• _Task item_:
Reproduce the data below in full and to the letter, images excepted.

[Website and app data records]
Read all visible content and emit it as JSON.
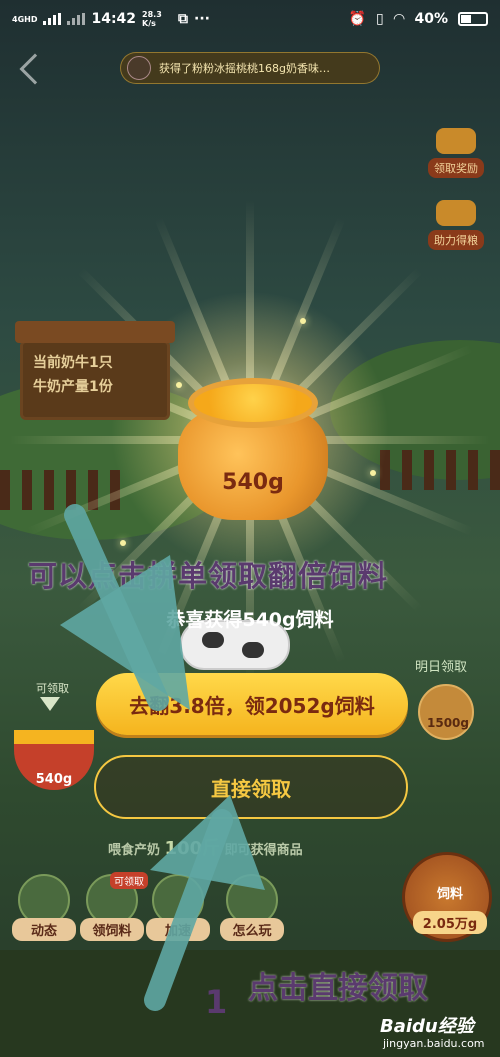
{
  "status_bar": {
    "network": "4GHD",
    "time": "14:42",
    "speed": "28.3 K/s",
    "battery": "40%"
  },
  "header": {
    "ticker_text": "获得了粉粉冰摇桃桃168g奶香味…"
  },
  "side_buttons": {
    "claim_reward": "领取奖励",
    "help_feed": "助力得粮"
  },
  "farm_sign": {
    "line1": "当前奶牛1只",
    "line2": "牛奶产量1份"
  },
  "bag_amount": "540g",
  "annotation_top": "可以点击拼单领取翻倍饲料",
  "congrats": "恭喜获得540g饲料",
  "buttons": {
    "double": "去翻3.8倍，领2052g饲料",
    "direct": "直接领取"
  },
  "tomorrow": {
    "label": "明日领取",
    "amount": "1500g"
  },
  "claimable": {
    "label": "可领取",
    "amount": "540g"
  },
  "hint": {
    "prefix": "喂食产奶",
    "amount": "100斤",
    "suffix": "即可获得商品"
  },
  "bottom_nav": [
    {
      "label": "动态"
    },
    {
      "label": "领饲料",
      "tag": "可领取"
    },
    {
      "label": "加速"
    },
    {
      "label": "怎么玩"
    }
  ],
  "feed_store": {
    "title": "饲料",
    "amount": "2.05万g"
  },
  "annotation_bottom": {
    "number": "1",
    "text": "点击直接领取"
  },
  "watermark": {
    "brand": "Baidu经验",
    "url": "jingyan.baidu.com"
  },
  "colors": {
    "accent_yellow": "#f5b41e",
    "annotation_purple": "#5a3a6e",
    "arrow_teal": "#5fa7a3"
  }
}
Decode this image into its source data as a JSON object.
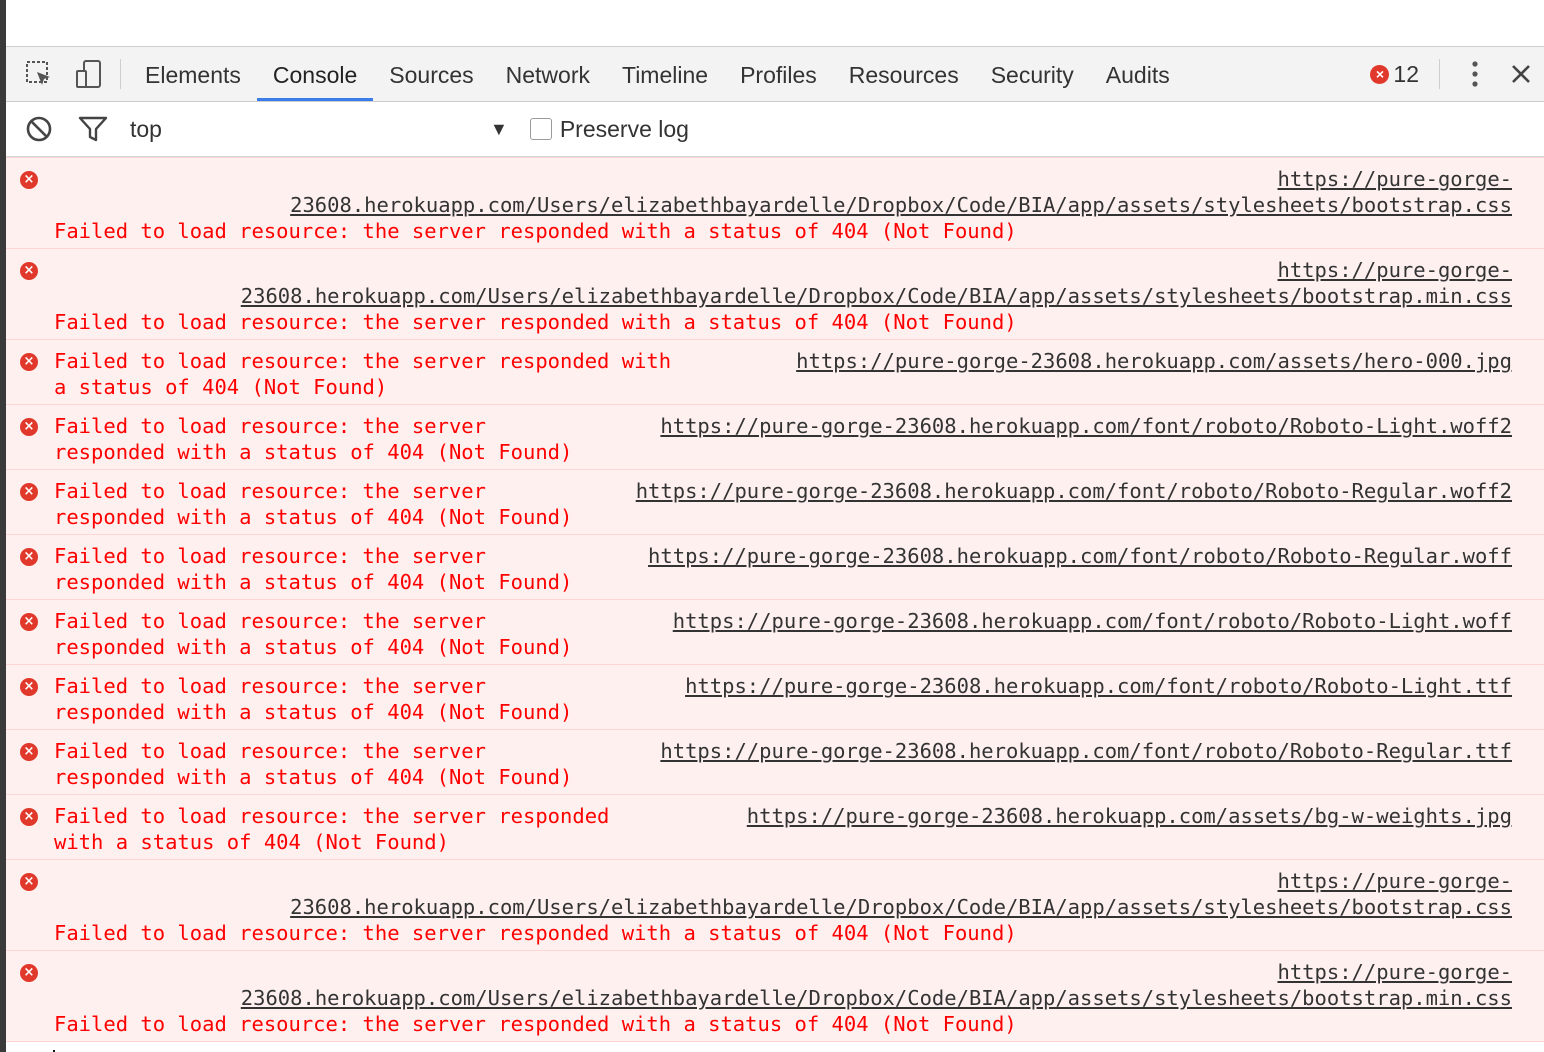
{
  "toolbar_tabs": [
    "Elements",
    "Console",
    "Sources",
    "Network",
    "Timeline",
    "Profiles",
    "Resources",
    "Security",
    "Audits"
  ],
  "active_tab": "Console",
  "error_count": "12",
  "filter": {
    "context": "top",
    "preserve_log_label": "Preserve log"
  },
  "messages": [
    {
      "layout": "stacked",
      "url1": "https://pure-gorge-",
      "url2": "23608.herokuapp.com/Users/elizabethbayardelle/Dropbox/Code/BIA/app/assets/stylesheets/bootstrap.css",
      "text": "Failed to load resource: the server responded with a status of 404 (Not Found)"
    },
    {
      "layout": "stacked",
      "url1": "https://pure-gorge-",
      "url2": "23608.herokuapp.com/Users/elizabethbayardelle/Dropbox/Code/BIA/app/assets/stylesheets/bootstrap.min.css",
      "text": "Failed to load resource: the server responded with a status of 404 (Not Found)"
    },
    {
      "layout": "inline",
      "text1": "Failed to load resource: the server responded with",
      "url": "https://pure-gorge-23608.herokuapp.com/assets/hero-000.jpg",
      "text2": "a status of 404 (Not Found)"
    },
    {
      "layout": "inline",
      "text1": "Failed to load resource: the server",
      "url": "https://pure-gorge-23608.herokuapp.com/font/roboto/Roboto-Light.woff2",
      "text2": "responded with a status of 404 (Not Found)"
    },
    {
      "layout": "inline",
      "text1": "Failed to load resource: the server",
      "url": "https://pure-gorge-23608.herokuapp.com/font/roboto/Roboto-Regular.woff2",
      "text2": "responded with a status of 404 (Not Found)"
    },
    {
      "layout": "inline",
      "text1": "Failed to load resource: the server",
      "url": "https://pure-gorge-23608.herokuapp.com/font/roboto/Roboto-Regular.woff",
      "text2": "responded with a status of 404 (Not Found)"
    },
    {
      "layout": "inline",
      "text1": "Failed to load resource: the server",
      "url": "https://pure-gorge-23608.herokuapp.com/font/roboto/Roboto-Light.woff",
      "text2": "responded with a status of 404 (Not Found)"
    },
    {
      "layout": "inline",
      "text1": "Failed to load resource: the server",
      "url": "https://pure-gorge-23608.herokuapp.com/font/roboto/Roboto-Light.ttf",
      "text2": "responded with a status of 404 (Not Found)"
    },
    {
      "layout": "inline",
      "text1": "Failed to load resource: the server",
      "url": "https://pure-gorge-23608.herokuapp.com/font/roboto/Roboto-Regular.ttf",
      "text2": "responded with a status of 404 (Not Found)"
    },
    {
      "layout": "inline",
      "text1": "Failed to load resource: the server responded",
      "url": "https://pure-gorge-23608.herokuapp.com/assets/bg-w-weights.jpg",
      "text2": "with a status of 404 (Not Found)"
    },
    {
      "layout": "stacked",
      "url1": "https://pure-gorge-",
      "url2": "23608.herokuapp.com/Users/elizabethbayardelle/Dropbox/Code/BIA/app/assets/stylesheets/bootstrap.css",
      "text": "Failed to load resource: the server responded with a status of 404 (Not Found)"
    },
    {
      "layout": "stacked",
      "url1": "https://pure-gorge-",
      "url2": "23608.herokuapp.com/Users/elizabethbayardelle/Dropbox/Code/BIA/app/assets/stylesheets/bootstrap.min.css",
      "text": "Failed to load resource: the server responded with a status of 404 (Not Found)"
    }
  ],
  "colors": {
    "error_text": "#ff0000",
    "error_bg": "#fff0f0",
    "accent": "#3b7de8"
  }
}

• _Answer to the problem_:
Read all visible content and emit it as JSON.
{
  "status_bar": {
    "network": "4GHD",
    "time": "14:42",
    "speed": "28.3 K/s",
    "battery": "40%"
  },
  "header": {
    "ticker_text": "获得了粉粉冰摇桃桃168g奶香味…"
  },
  "side_buttons": {
    "claim_reward": "领取奖励",
    "help_feed": "助力得粮"
  },
  "farm_sign": {
    "line1": "当前奶牛1只",
    "line2": "牛奶产量1份"
  },
  "bag_amount": "540g",
  "annotation_top": "可以点击拼单领取翻倍饲料",
  "congrats": "恭喜获得540g饲料",
  "buttons": {
    "double": "去翻3.8倍，领2052g饲料",
    "direct": "直接领取"
  },
  "tomorrow": {
    "label": "明日领取",
    "amount": "1500g"
  },
  "claimable": {
    "label": "可领取",
    "amount": "540g"
  },
  "hint": {
    "prefix": "喂食产奶",
    "amount": "100斤",
    "suffix": "即可获得商品"
  },
  "bottom_nav": [
    {
      "label": "动态"
    },
    {
      "label": "领饲料",
      "tag": "可领取"
    },
    {
      "label": "加速"
    },
    {
      "label": "怎么玩"
    }
  ],
  "feed_store": {
    "title": "饲料",
    "amount": "2.05万g"
  },
  "annotation_bottom": {
    "number": "1",
    "text": "点击直接领取"
  },
  "watermark": {
    "brand": "Baidu经验",
    "url": "jingyan.baidu.com"
  },
  "colors": {
    "accent_yellow": "#f5b41e",
    "annotation_purple": "#5a3a6e",
    "arrow_teal": "#5fa7a3"
  }
}
Decode this image into its source data as a JSON object.
{
  "toolbar_tabs": [
    "Elements",
    "Console",
    "Sources",
    "Network",
    "Timeline",
    "Profiles",
    "Resources",
    "Security",
    "Audits"
  ],
  "active_tab": "Console",
  "error_count": "12",
  "filter": {
    "context": "top",
    "preserve_log_label": "Preserve log"
  },
  "messages": [
    {
      "layout": "stacked",
      "url1": "https://pure-gorge-",
      "url2": "23608.herokuapp.com/Users/elizabethbayardelle/Dropbox/Code/BIA/app/assets/stylesheets/bootstrap.css",
      "text": "Failed to load resource: the server responded with a status of 404 (Not Found)"
    },
    {
      "layout": "stacked",
      "url1": "https://pure-gorge-",
      "url2": "23608.herokuapp.com/Users/elizabethbayardelle/Dropbox/Code/BIA/app/assets/stylesheets/bootstrap.min.css",
      "text": "Failed to load resource: the server responded with a status of 404 (Not Found)"
    },
    {
      "layout": "inline",
      "text1": "Failed to load resource: the server responded with",
      "url": "https://pure-gorge-23608.herokuapp.com/assets/hero-000.jpg",
      "text2": "a status of 404 (Not Found)"
    },
    {
      "layout": "inline",
      "text1": "Failed to load resource: the server",
      "url": "https://pure-gorge-23608.herokuapp.com/font/roboto/Roboto-Light.woff2",
      "text2": "responded with a status of 404 (Not Found)"
    },
    {
      "layout": "inline",
      "text1": "Failed to load resource: the server",
      "url": "https://pure-gorge-23608.herokuapp.com/font/roboto/Roboto-Regular.woff2",
      "text2": "responded with a status of 404 (Not Found)"
    },
    {
      "layout": "inline",
      "text1": "Failed to load resource: the server",
      "url": "https://pure-gorge-23608.herokuapp.com/font/roboto/Roboto-Regular.woff",
      "text2": "responded with a status of 404 (Not Found)"
    },
    {
      "layout": "inline",
      "text1": "Failed to load resource: the server",
      "url": "https://pure-gorge-23608.herokuapp.com/font/roboto/Roboto-Light.woff",
      "text2": "responded with a status of 404 (Not Found)"
    },
    {
      "layout": "inline",
      "text1": "Failed to load resource: the server",
      "url": "https://pure-gorge-23608.herokuapp.com/font/roboto/Roboto-Light.ttf",
      "text2": "responded with a status of 404 (Not Found)"
    },
    {
      "layout": "inline",
      "text1": "Failed to load resource: the server",
      "url": "https://pure-gorge-23608.herokuapp.com/font/roboto/Roboto-Regular.ttf",
      "text2": "responded with a status of 404 (Not Found)"
    },
    {
      "layout": "inline",
      "text1": "Failed to load resource: the server responded",
      "url": "https://pure-gorge-23608.herokuapp.com/assets/bg-w-weights.jpg",
      "text2": "with a status of 404 (Not Found)"
    },
    {
      "layout": "stacked",
      "url1": "https://pure-gorge-",
      "url2": "23608.herokuapp.com/Users/elizabethbayardelle/Dropbox/Code/BIA/app/assets/stylesheets/bootstrap.css",
      "text": "Failed to load resource: the server responded with a status of 404 (Not Found)"
    },
    {
      "layout": "stacked",
      "url1": "https://pure-gorge-",
      "url2": "23608.herokuapp.com/Users/elizabethbayardelle/Dropbox/Code/BIA/app/assets/stylesheets/bootstrap.min.css",
      "text": "Failed to load resource: the server responded with a status of 404 (Not Found)"
    }
  ],
  "colors": {
    "error_text": "#ff0000",
    "error_bg": "#fff0f0",
    "accent": "#3b7de8"
  }
}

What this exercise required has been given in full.